I am glad we did this because it made Jack really happy. He has been particularly unhappy in Colombia, with much more homesickness and grumpiness than on previous trips. Of all of us he is the most disgruntled and foul when we travel, but this time it's like a black cloud. Part of his grief comes from his experience with other kids. In Costa Rica and Peru meeting and playing with kids was the absolute highlight. It was so easy for him to walk it the door of the hotel and find a group of friendly kids eager to invite him to play futbol or tag. Kids went out of their way to try to communicate with him and were nothing short of thrilled to have him around.
Not so this time. But I don't think it's the country I think it's the age. And the culture. I think that by age 12 boys in Latin America are much less interested in connecting and playing with others than they are in developing their machismo. And so far part of nurturing the all powerful machismo is shouting cuss words at jack and flipping him the bird.
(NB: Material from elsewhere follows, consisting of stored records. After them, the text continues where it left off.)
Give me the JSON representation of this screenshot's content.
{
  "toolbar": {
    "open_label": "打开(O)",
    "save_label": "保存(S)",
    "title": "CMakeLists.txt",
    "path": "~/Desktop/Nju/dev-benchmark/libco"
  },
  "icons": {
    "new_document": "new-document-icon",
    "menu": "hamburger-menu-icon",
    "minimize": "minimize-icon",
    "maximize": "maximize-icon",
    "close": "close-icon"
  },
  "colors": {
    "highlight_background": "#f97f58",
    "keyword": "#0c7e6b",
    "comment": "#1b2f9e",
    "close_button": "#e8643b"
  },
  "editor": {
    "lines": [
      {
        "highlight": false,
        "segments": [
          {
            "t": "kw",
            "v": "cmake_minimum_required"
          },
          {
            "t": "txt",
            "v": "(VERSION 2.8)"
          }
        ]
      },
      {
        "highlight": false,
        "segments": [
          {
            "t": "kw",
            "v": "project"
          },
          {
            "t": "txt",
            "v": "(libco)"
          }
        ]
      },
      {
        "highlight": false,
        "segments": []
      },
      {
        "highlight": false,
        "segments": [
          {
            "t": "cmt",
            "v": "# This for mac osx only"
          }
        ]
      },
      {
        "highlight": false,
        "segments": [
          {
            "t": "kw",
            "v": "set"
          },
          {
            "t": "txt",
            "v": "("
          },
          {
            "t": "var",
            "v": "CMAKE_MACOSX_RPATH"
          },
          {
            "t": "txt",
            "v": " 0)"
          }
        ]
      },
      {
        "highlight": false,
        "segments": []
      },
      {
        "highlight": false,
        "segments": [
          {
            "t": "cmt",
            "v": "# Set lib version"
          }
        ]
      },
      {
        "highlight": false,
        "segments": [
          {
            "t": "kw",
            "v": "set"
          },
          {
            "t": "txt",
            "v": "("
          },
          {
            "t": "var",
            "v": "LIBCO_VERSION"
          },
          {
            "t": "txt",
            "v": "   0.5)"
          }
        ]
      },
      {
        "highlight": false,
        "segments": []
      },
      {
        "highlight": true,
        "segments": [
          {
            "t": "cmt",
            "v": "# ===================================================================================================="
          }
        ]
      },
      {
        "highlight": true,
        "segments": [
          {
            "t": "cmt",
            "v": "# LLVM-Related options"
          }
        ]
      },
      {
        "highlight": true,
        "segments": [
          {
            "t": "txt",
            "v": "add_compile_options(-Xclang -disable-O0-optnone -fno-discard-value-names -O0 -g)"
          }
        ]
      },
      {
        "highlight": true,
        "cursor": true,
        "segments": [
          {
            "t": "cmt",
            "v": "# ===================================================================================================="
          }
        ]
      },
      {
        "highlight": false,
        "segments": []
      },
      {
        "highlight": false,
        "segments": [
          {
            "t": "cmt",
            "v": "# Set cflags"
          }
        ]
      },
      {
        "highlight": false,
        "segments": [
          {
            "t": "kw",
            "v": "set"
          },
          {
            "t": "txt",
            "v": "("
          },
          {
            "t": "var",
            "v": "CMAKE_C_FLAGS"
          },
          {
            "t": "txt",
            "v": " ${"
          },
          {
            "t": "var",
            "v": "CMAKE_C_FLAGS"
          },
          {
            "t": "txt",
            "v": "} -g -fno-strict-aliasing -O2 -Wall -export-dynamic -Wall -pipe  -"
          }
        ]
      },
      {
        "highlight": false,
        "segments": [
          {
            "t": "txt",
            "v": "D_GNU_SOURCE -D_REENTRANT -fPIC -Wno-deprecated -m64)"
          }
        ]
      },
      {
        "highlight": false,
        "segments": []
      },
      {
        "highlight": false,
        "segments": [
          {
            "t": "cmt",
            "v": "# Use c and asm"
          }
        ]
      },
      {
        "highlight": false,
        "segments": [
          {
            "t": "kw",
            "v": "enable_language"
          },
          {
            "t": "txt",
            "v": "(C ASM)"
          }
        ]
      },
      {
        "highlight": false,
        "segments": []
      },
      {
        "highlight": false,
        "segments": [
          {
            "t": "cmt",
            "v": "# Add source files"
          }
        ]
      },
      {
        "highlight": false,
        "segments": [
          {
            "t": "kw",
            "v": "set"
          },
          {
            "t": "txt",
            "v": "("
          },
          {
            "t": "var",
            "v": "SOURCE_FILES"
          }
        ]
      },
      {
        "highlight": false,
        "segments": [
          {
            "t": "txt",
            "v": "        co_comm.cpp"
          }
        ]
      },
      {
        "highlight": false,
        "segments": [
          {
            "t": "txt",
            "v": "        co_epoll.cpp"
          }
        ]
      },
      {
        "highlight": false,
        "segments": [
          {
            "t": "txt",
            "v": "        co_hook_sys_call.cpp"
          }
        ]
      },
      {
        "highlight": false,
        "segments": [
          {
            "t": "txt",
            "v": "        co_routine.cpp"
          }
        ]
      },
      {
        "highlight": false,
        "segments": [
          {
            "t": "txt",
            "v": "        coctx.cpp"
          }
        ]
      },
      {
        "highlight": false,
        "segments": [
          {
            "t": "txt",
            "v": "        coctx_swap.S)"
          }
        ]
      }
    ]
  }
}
"Even the kids at my school don't act like this!" was his reaction. He was shocked and saddened by the treatment he has voiced from other boys his age. So much is his dismay that he has cried and refused to go out. For him, this problem has been the icing on the cake of dislike for Colombia. He also flat out refused to journal, saying he doesn't want to have any memory of this trip.
So we are experiencing some of the ups and downs of a middle school temperament, compounded by being mistreated and physically uncomfortable.
But this is a post of a lovely river trip we took, one that Jack really liked. So let's move on.
We had a great guide who spoke clear and simple Spanish for our benefit. I could translate everything he said to the family, so we learned a lot. This guy, Jose, knew the name of every single plant and animal that we encountered. We saw monkeys, iguanas, and a ton of different bird species.
Kids loved dipping their toes in the warm water. Jose assured us there we no piranhas!
We watched all kinds of people using the river to sustain their lives. This guy is transporting bags of yucca.
Fishing poles jut put from muddy banks with little fish tied on the ends. The pecsadores check them hoping bigger fish will have been caught.
Folks washing clothes at the river side.
He came along to help handle the lines.
Canoes tied up along the banks, carved from a tree trunk.
Viewes of mompos from the river. Definitely a nice trip!